Ancient Monuments

History on the Ground

This site is entirely user-supported. See how you can help.

Plymouth Castle (remains of)

A Scheduled Monument in St Peter and the Waterfront, Plymouth

Approximate Location Map
Large Map »
Street or Overhead View
Contributor Photos »

If Google Street View is available, the image is from the best available vantage point looking, if possible, towards the location of the monument. Where it is not available, the satellite view is shown instead.

Coordinates

Latitude: 50.3659 / 50°21'57"N

Longitude: -4.1345 / 4°8'4"W

OS Eastings: 248289.36588

OS Northings: 53959.224155

OS Grid: SX482539

Mapcode National: GBR RCM.CR

Mapcode Global: FRA 2872.F2L

Entry Name: Plymouth Castle (remains of)

Scheduled Date: 19 February 1948

Source: Historic England

Source ID: 1003833

English Heritage Legacy ID: PY 217

County: Plymouth

Electoral Ward/Division: St Peter and the Waterfront

Built-Up Area: Plymouth

Traditional County: Devon

Lieutenancy Area (Ceremonial County): Devon

Summary

A tower and two lengths of walling forming part of Plymouth Castle.

Source: Historic England

Details

This record was the subject of a minor enhancement on 13 October 2015. This record has been generated from an "old county number" (OCN) scheduling record. These are monuments that were not reviewed under the Monuments Protection Programme and are some of our oldest designation records.

The monument includes a tower and two lengths of walling which formed part of Plymouth Castle situated in Lambhay Street close to the Barbican in Plymouth. The tower survives as an upstanding semicircular tower which is up to 3m high built on bedrock with short adjoining lengths of very thick curtain walling to the east and west. The tower is believed to be the right hand flanking turret of the western gatehouse, or an internal tower within the castle. Henry IV allowed under patent the construction of a wall with towers and other defences to be built by the inhabitants of Plymouth and work commenced in around 1339. In 1416 two towers were added and in 1519 the defences were further strengthened. In 1540 Leland described it as ‘a castle quadrate, having at each corner a great round tower’. Further restoration work was carried out in 1509. It is depicted on a 1539 panorama and in de Gomme’s plan of 1665 as a square structure with a tower at each corner. The castle was largely demolished in 1665 to provide material for the Citadel.

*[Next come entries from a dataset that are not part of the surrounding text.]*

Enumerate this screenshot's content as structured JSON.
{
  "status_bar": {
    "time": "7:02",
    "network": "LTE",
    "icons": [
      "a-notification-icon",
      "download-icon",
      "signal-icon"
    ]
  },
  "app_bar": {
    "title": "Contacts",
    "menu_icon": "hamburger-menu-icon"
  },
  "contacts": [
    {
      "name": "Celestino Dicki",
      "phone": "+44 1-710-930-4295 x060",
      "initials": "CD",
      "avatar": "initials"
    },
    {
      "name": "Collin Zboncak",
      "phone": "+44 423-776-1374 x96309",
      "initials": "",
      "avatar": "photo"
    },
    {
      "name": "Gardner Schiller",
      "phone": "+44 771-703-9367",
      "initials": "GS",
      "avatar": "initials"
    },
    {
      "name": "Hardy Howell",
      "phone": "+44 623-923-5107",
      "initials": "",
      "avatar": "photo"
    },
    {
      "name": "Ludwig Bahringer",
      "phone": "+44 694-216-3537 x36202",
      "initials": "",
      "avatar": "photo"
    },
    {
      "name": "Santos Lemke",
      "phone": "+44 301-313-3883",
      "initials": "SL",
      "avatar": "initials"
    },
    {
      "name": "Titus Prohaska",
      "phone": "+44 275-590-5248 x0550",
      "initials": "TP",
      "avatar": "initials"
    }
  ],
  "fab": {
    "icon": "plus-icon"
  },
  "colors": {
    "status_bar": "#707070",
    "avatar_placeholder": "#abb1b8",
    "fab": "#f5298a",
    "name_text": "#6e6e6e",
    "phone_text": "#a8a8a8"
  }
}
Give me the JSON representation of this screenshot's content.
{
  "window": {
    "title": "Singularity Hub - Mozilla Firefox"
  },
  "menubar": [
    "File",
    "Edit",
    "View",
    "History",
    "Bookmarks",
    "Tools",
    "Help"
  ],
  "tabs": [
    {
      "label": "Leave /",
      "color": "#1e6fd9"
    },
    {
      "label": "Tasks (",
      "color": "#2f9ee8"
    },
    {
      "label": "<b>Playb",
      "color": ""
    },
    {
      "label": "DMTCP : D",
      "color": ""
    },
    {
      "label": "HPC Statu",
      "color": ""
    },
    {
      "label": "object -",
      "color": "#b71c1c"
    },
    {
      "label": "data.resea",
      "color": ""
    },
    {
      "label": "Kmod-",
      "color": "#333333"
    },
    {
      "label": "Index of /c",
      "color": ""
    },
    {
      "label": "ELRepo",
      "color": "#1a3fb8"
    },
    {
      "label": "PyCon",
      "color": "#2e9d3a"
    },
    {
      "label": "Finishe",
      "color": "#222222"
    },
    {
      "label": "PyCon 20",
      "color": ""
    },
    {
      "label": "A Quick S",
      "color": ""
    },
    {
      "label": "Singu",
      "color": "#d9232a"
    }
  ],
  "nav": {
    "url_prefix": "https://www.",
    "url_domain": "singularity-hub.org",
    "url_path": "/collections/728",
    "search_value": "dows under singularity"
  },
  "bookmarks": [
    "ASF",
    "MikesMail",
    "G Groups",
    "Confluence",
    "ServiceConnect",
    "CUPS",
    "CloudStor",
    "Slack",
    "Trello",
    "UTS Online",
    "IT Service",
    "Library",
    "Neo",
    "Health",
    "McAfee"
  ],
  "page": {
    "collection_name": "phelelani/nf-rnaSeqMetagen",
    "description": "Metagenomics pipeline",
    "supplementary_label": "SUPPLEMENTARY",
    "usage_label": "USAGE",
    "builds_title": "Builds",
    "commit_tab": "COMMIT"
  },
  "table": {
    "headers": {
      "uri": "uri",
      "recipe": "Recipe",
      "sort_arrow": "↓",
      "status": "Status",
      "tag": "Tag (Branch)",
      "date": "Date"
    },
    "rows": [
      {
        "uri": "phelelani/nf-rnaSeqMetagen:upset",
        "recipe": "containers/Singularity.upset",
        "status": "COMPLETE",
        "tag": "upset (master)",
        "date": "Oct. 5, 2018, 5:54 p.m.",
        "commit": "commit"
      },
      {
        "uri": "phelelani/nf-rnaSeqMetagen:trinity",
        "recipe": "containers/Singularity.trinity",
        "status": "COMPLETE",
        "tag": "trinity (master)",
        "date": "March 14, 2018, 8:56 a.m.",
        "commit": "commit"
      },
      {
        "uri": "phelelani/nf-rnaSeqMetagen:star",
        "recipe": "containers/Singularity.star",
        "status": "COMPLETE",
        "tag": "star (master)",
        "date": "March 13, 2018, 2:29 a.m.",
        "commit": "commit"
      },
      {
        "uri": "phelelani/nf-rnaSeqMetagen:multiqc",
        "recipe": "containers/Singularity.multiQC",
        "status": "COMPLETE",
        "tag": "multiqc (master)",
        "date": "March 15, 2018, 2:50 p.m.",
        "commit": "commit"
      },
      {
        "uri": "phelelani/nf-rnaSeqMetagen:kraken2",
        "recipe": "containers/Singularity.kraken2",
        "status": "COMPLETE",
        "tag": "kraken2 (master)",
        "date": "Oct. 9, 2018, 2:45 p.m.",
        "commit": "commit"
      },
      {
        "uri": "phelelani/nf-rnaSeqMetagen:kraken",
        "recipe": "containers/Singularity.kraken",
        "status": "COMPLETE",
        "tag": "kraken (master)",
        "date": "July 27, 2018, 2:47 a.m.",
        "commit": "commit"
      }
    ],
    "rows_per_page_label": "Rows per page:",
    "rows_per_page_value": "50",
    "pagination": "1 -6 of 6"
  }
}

The tower and walls are Listed Grade II.

Source: Historic England

Reasons for Scheduling

The remaining tower and lengths of walling which form part of Plymouth Castle are not sufficient to determine exactly what type of castle they represent. It seems likely, however, that the construction was a erected as a part of a strategy to defend against attack from water-borne raiders or invading forces, rather than as an important residence for a member of the aristocracy or social elite. Neither does this appear to have been a royal castle constructed by or on behalf of the Crown. It is known from documentary evidence to have been in existence for a considerable time and doubtless saw some use as a defensive structure during its existence. It was largely dismantled to provide material for the Citadel, which suggests it had become surplus to requirement by this time. The tower and walls will contain archaeological and environmental evidence relating to its construction, function, development, date, abandonment, demolition and overall landscape context. In addition it has potential to answer wider questions about the evolution of Plymouth’s defences.

Source: Historic England

Sources

Other
PastScape Monument No:-437578

Source: Historic England

Other nearby scheduled monuments

AncientMonuments.uk is an independent online resource and is not associated with any government department. All government data published here is used under licence. Please do not contact AncientMonuments.uk for any queries related to any individual ancient or schedued monument, planning permission related to scheduled monuments or the scheduling process itself.

AncientMonuments.uk is a Good Stuff website.